What would you do if you woke up one morning, got out of bed, showered, made breakfast and, while you were eating your Wheaties, checked your bank account to find a couple hundred thousand dollars missing?
What would appear to be a comically exaggerated scenario was, in fact, a reality for one New York resident in 2012. This person fell victim to a particularly cutting malware, which took them for all of what it’d cost to buy a reasonably nice home in Albany. They were the exception to the rule, but their story–as well as the stories of other bank account breaches nationwide–can go some way to teach us how to avoid such worst-case scenarios ourselves.
As with cat-skinning, there’s more than one way to hack a bank account. The oldest and most reliable method is, of course, to steal a physical bank card. Digital methods are more diverse. For example:
- “Skimmers” implanted in point-of-sale machines and ATMs can read off the data encoded in a card’s stripe.
- Apps masking themselves as games or social media platforms on Windows-based app stores can hide malware on your device or siphon your PII to malicious actors.
- Hackers can plant themselves on a public WiFi network, waiting for an unprotected computer to make an unencrypted connection, then read off all the data that’s sent and received. If that computer’s owner is shopping online, that could include their payment information. If they’re checking their bank account, their login details.
It was a malware called Gozi, and an associated cybercrime online service called 76Service that caused that one anonymous New Yorker to lose $200,000 out of their account. They must have thought they were the unluckiest person in the world at the time, but two other victims of 76Service were reported to have lost a combined six million dollars to the same criminal outfit. Many, many more victims lost smaller amounts.
Gozi, more commonly referred to today as Ursnif, or its most common variant, ISFB, is one of an entire class of malware we call “banking trojans.” There’s Emotet, still very common as of this writing, and perhaps the most famous banking trojan, Zeus, responsible for siphoning a reported 70 million dollars from the innocent.
Bank trojans, as the name would suggest, arrive on a victim’s machine masquerading as something other than what they actually are. A PDF included in an unsolicited email, a link in an SMS message from a number unrecognized. It is by virtue of opening these files (or, in even more sensitive cases, simply opening these emails) that the malicious payload masked within is able to download itself to your device.

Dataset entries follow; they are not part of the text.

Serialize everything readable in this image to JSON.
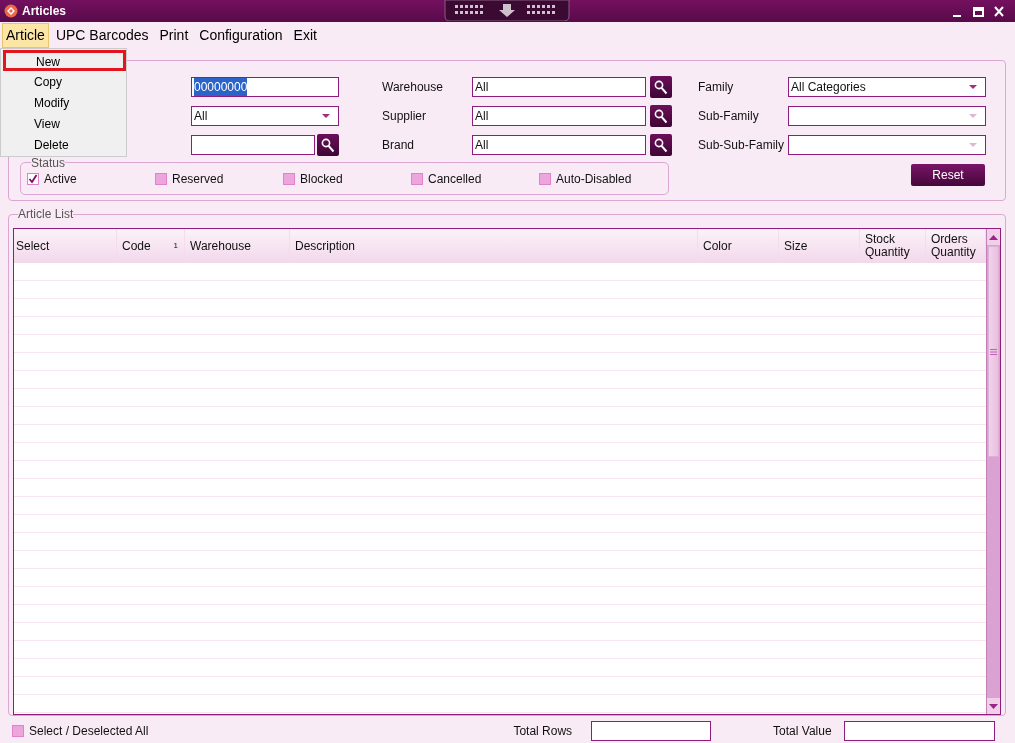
{
  "window": {
    "title": "Articles"
  },
  "menu": [
    {
      "label": "Article",
      "selected": true
    },
    {
      "label": "UPC Barcodes",
      "selected": false
    },
    {
      "label": "Print",
      "selected": false
    },
    {
      "label": "Configuration",
      "selected": false
    },
    {
      "label": "Exit",
      "selected": false
    }
  ],
  "open_menu": {
    "items": [
      {
        "label": "New",
        "highlighted": true
      },
      {
        "label": "Copy",
        "highlighted": false
      },
      {
        "label": "Modify",
        "highlighted": false
      },
      {
        "label": "View",
        "highlighted": false
      },
      {
        "label": "Delete",
        "highlighted": false
      }
    ]
  },
  "filters": {
    "rows": [
      {
        "first": {
          "kind": "text",
          "value": "00000000",
          "selected_text": true
        },
        "middle": {
          "label": "Warehouse",
          "value": "All"
        },
        "right": {
          "label": "Family",
          "value": "All Categories",
          "disabled": false
        }
      },
      {
        "first": {
          "kind": "select",
          "value": "All"
        },
        "middle": {
          "label": "Supplier",
          "value": "All"
        },
        "right": {
          "label": "Sub-Family",
          "disabled": true
        }
      },
      {
        "first": {
          "kind": "search"
        },
        "middle": {
          "label": "Brand",
          "value": "All"
        },
        "right": {
          "label": "Sub-Sub-Family",
          "disabled": true
        }
      }
    ]
  },
  "status": {
    "title": "Status",
    "options": [
      {
        "label": "Active",
        "checked": true
      },
      {
        "label": "Reserved",
        "checked": false
      },
      {
        "label": "Blocked",
        "checked": false
      },
      {
        "label": "Cancelled",
        "checked": false
      },
      {
        "label": "Auto-Disabled",
        "checked": false
      }
    ]
  },
  "reset_button": "Reset",
  "article_list": {
    "title": "Article List",
    "columns": [
      {
        "label": "Select"
      },
      {
        "label": "Code",
        "sort_order": "1"
      },
      {
        "label": "Warehouse"
      },
      {
        "label": "Description"
      },
      {
        "label": "Color"
      },
      {
        "label": "Size"
      },
      {
        "label": "Stock Quantity"
      },
      {
        "label": "Orders Quantity"
      }
    ]
  },
  "footer": {
    "select_all": {
      "label": "Select / Deselected All",
      "checked": false
    },
    "total_rows": {
      "label": "Total Rows"
    },
    "total_value": {
      "label": "Total Value"
    }
  }
}
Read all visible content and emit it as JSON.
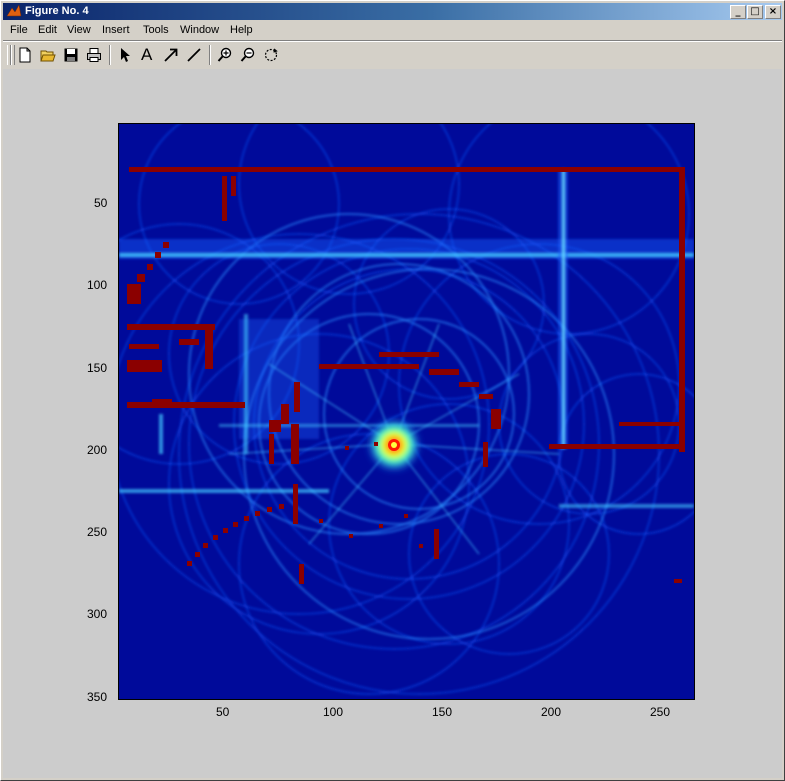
{
  "window": {
    "title": "Figure No. 4",
    "controls": {
      "minimize": "_",
      "maximize": "□",
      "close": "×"
    }
  },
  "menu": [
    "File",
    "Edit",
    "View",
    "Insert",
    "Tools",
    "Window",
    "Help"
  ],
  "toolbar": {
    "buttons": [
      {
        "icon": "new-figure-icon"
      },
      {
        "icon": "open-file-icon"
      },
      {
        "icon": "save-icon"
      },
      {
        "icon": "print-icon"
      },
      {
        "icon": "edit-plot-arrow-icon"
      },
      {
        "icon": "insert-text-icon",
        "glyph": "A"
      },
      {
        "icon": "insert-arrow-icon"
      },
      {
        "icon": "insert-line-icon"
      },
      {
        "icon": "zoom-in-icon"
      },
      {
        "icon": "zoom-out-icon"
      },
      {
        "icon": "rotate-3d-icon"
      }
    ]
  },
  "axes": {
    "xticks": [
      "50",
      "100",
      "150",
      "200",
      "250"
    ],
    "yticks": [
      "50",
      "100",
      "150",
      "200",
      "250",
      "300",
      "350"
    ]
  },
  "colors": {
    "background": "#000a9a",
    "line": "#3cb6ff",
    "edge": "#8b0000",
    "peak": "#ffff00"
  }
}
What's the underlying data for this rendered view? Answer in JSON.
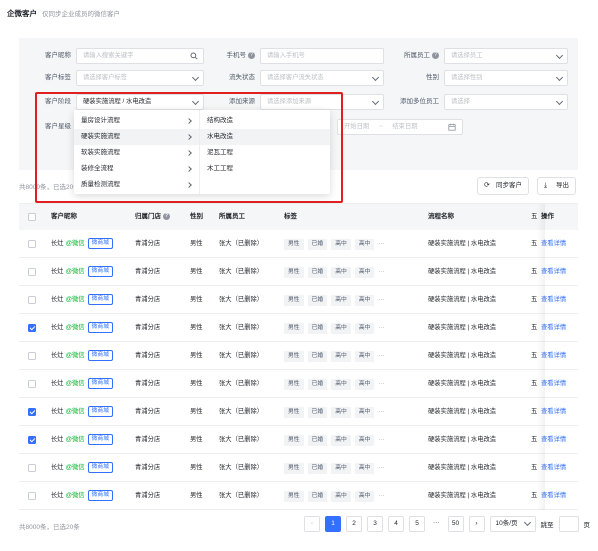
{
  "header": {
    "title": "企微客户",
    "subtitle": "仅同步企业成员的微信客户"
  },
  "filters": {
    "row1": [
      {
        "label": "客户昵称",
        "placeholder": "请输入搜索关键字",
        "icon": "search-icon"
      },
      {
        "label": "手机号",
        "placeholder": "请输入手机号",
        "help": "?"
      },
      {
        "label": "所属员工",
        "placeholder": "请选择员工",
        "help": "?"
      }
    ],
    "row2": [
      {
        "label": "客户标签",
        "placeholder": "请选择客户标签"
      },
      {
        "label": "流失状态",
        "placeholder": "请选择客户流失状态"
      },
      {
        "label": "性别",
        "placeholder": "请选择性别"
      }
    ],
    "row3": [
      {
        "label": "客户阶段",
        "value": "硬装实施流程 / 水电改造"
      },
      {
        "label": "添加来源",
        "placeholder": "请选择添加来源"
      },
      {
        "label": "添加多位员工",
        "placeholder": "请选择"
      }
    ],
    "row4": {
      "label": "客户星级",
      "start_placeholder": "开始日期",
      "sep": "~",
      "end_placeholder": "结束日期"
    }
  },
  "cascader": {
    "level1": [
      {
        "label": "量房设计流程",
        "active": false
      },
      {
        "label": "硬装实施流程",
        "active": true
      },
      {
        "label": "软装实施流程",
        "active": false
      },
      {
        "label": "装修全流程",
        "active": false
      },
      {
        "label": "质量检测流程",
        "active": false
      }
    ],
    "level2": [
      {
        "label": "结构改造",
        "active": false
      },
      {
        "label": "水电改造",
        "active": true
      },
      {
        "label": "泥瓦工程",
        "active": false
      },
      {
        "label": "木工工程",
        "active": false
      }
    ]
  },
  "toolbar": {
    "summary": "共8000条，已选20条",
    "sync_label": "同步客户",
    "export_label": "导出"
  },
  "table": {
    "headers": {
      "nickname": "客户昵称",
      "store": "归属门店",
      "gender": "性别",
      "employee": "所属员工",
      "tags": "标签",
      "flow": "流程名称",
      "stage": "五",
      "op": "操作"
    },
    "rows": [
      {
        "checked": false,
        "name": "长灶",
        "wx": "@微信",
        "badge": "微商城",
        "store": "青浦分店",
        "gender": "男性",
        "employee": "张大（已删除）",
        "tags": [
          "男性",
          "已婚",
          "高中",
          "高中"
        ],
        "flow": "硬装实施流程 | 水电改造",
        "stage": "五",
        "op": "查看详情"
      },
      {
        "checked": false,
        "name": "长灶",
        "wx": "@微信",
        "badge": "微商城",
        "store": "青浦分店",
        "gender": "男性",
        "employee": "张大（已删除）",
        "tags": [
          "男性",
          "已婚",
          "高中",
          "高中"
        ],
        "flow": "硬装实施流程 | 水电改造",
        "stage": "五",
        "op": "查看详情"
      },
      {
        "checked": false,
        "name": "长灶",
        "wx": "@微信",
        "badge": "微商城",
        "store": "青浦分店",
        "gender": "男性",
        "employee": "张大（已删除）",
        "tags": [
          "男性",
          "已婚",
          "高中",
          "高中"
        ],
        "flow": "硬装实施流程 | 水电改造",
        "stage": "五",
        "op": "查看详情"
      },
      {
        "checked": true,
        "name": "长灶",
        "wx": "@微信",
        "badge": "微商城",
        "store": "青浦分店",
        "gender": "男性",
        "employee": "张大（已删除）",
        "tags": [
          "男性",
          "已婚",
          "高中",
          "高中"
        ],
        "flow": "硬装实施流程 | 水电改造",
        "stage": "五",
        "op": "查看详情"
      },
      {
        "checked": false,
        "name": "长灶",
        "wx": "@微信",
        "badge": "微商城",
        "store": "青浦分店",
        "gender": "男性",
        "employee": "张大（已删除）",
        "tags": [
          "男性",
          "已婚",
          "高中",
          "高中"
        ],
        "flow": "硬装实施流程 | 水电改造",
        "stage": "五",
        "op": "查看详情"
      },
      {
        "checked": false,
        "name": "长灶",
        "wx": "@微信",
        "badge": "微商城",
        "store": "青浦分店",
        "gender": "男性",
        "employee": "张大（已删除）",
        "tags": [
          "男性",
          "已婚",
          "高中",
          "高中"
        ],
        "flow": "硬装实施流程 | 水电改造",
        "stage": "五",
        "op": "查看详情"
      },
      {
        "checked": true,
        "name": "长灶",
        "wx": "@微信",
        "badge": "微商城",
        "store": "青浦分店",
        "gender": "男性",
        "employee": "张大（已删除）",
        "tags": [
          "男性",
          "已婚",
          "高中",
          "高中"
        ],
        "flow": "硬装实施流程 | 水电改造",
        "stage": "五",
        "op": "查看详情"
      },
      {
        "checked": true,
        "name": "长灶",
        "wx": "@微信",
        "badge": "微商城",
        "store": "青浦分店",
        "gender": "男性",
        "employee": "张大（已删除）",
        "tags": [
          "男性",
          "已婚",
          "高中",
          "高中"
        ],
        "flow": "硬装实施流程 | 水电改造",
        "stage": "五",
        "op": "查看详情"
      },
      {
        "checked": false,
        "name": "长灶",
        "wx": "@微信",
        "badge": "微商城",
        "store": "青浦分店",
        "gender": "男性",
        "employee": "张大（已删除）",
        "tags": [
          "男性",
          "已婚",
          "高中",
          "高中"
        ],
        "flow": "硬装实施流程 | 水电改造",
        "stage": "五",
        "op": "查看详情"
      },
      {
        "checked": false,
        "name": "长灶",
        "wx": "@微信",
        "badge": "微商城",
        "store": "青浦分店",
        "gender": "男性",
        "employee": "张大（已删除）",
        "tags": [
          "男性",
          "已婚",
          "高中",
          "高中"
        ],
        "flow": "硬装实施流程 | 水电改造",
        "stage": "五",
        "op": "查看详情"
      }
    ]
  },
  "pagination": {
    "summary": "共8000条，已选20条",
    "pages": [
      "1",
      "2",
      "3",
      "4",
      "5"
    ],
    "ellipsis": "···",
    "last": "50",
    "current": "1",
    "page_size": "10条/页",
    "jump_label": "跳至",
    "jump_suffix": "页"
  },
  "colors": {
    "accent": "#3370ff",
    "highlight": "#e02020",
    "wechat": "#00b42a"
  }
}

It is because hackers have gotten so good at deception that these attacks are so effective. Take a 2017 case, where an unknown hacker or hackers began distributing emails to Canadian companies on behalf of their “banks.” The emails, and the malicious pages they redirected to, were highly detail-oriented. It’s easy to think “of course I would spot a fake email,” but check out the images below and consider honestly whether you’d think twice about what you see…
(Check Point Research)
Many of those targeted by the Canadian phishing campaign had no reason to suspect that they were falling into a trap. They willingly divulged their company’s bank information to the criminals who had only to sit back and wait.
We receive so many emails every day that it’s hardly possible to carefully vet each one. We visit so many websites, use so many apps and interact with so many people that we can’t be expected to approach each individual cyber event with careful skepticism.
It’s why any solution to online financial protection requires a more thorough approach to cyber hygiene.
- Never open a link or PDF from a sender you don’t know.
- Tread carefully around websites you’ve never visited before, and download an HTTP Secure extension for each of your browsers.
- Avoid public WiFi where possible. If you can’t avoid it, at least avoid shopping online or checking your bank account until you get home. And use a VPN to encrypt your connection.
- Have a good antivirus program running on your computer at all times.
- Use long, complicated passwords for your bank accounts and change them as often as you’re willing to.
- Keep an eye on your account activity, and set up notifications to be sent to your phone every time a transaction is placed with your bank details.
- Take advantage of any other security protocols offered by your bank, like automatic fraud detection, voice recognition for phone calls, and two-factor authentication for online logins.
Even with all these measures in place, it’s not possible to be completely protected from all kinds of cyber threats. Just ask customers of Capital One who, last summer, learned that a lone hacker stole huge amounts of customer data straight from their bank’s online databases (luckily, FBI agents caught up to the perpetrator before any of it was released). If your bank is hacked directly, no amount of antivirus or two-factor authentication will save you.
What these cautionary measures will do, however, is make you less hackable than the person to your left, or to your right. Oftentimes, that’s more than enough. As they say: a gazelle in the jungle doesn’t have to outrun a hungry cheetah, it only has to outrun the slowest gazelle in its pack. Don’t be the slowest gazelle if it’s your money on the line.
About the author:
Nathaniel Nelson writes the internationally top-ranked “Malicious Life” podcast on iTunes, hosts programs on blockchain and SCADA security, and contributes to AI and emerging tech blogs.